Segment Start: Given entries

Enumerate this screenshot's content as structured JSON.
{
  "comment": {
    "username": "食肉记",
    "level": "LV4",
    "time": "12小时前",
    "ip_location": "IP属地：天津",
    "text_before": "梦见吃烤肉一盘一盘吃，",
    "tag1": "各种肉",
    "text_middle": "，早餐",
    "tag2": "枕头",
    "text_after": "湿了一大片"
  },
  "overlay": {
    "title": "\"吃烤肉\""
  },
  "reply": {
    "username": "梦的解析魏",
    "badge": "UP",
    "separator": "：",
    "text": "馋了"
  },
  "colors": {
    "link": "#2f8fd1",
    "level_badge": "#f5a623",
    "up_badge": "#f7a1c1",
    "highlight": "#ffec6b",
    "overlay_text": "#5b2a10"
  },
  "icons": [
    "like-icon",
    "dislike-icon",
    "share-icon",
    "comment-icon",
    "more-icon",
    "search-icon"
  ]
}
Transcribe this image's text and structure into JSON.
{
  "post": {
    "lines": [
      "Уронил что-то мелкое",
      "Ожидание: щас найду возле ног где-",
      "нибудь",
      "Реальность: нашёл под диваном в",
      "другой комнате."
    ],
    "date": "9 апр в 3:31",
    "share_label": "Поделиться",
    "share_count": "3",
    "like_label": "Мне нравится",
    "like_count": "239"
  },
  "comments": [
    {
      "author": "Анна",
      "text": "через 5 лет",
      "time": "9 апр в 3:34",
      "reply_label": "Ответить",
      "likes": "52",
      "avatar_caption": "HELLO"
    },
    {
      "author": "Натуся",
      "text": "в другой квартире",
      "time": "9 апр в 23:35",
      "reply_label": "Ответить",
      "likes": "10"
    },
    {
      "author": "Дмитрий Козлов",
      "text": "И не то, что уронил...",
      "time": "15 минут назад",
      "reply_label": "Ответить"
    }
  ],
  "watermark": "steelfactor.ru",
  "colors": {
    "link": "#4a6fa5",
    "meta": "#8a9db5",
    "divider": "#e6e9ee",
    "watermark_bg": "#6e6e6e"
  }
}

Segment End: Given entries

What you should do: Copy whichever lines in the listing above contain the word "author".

Your solution:
      "author": "Анна",
      "author": "Натуся",
      "author": "Дмитрий Козлов",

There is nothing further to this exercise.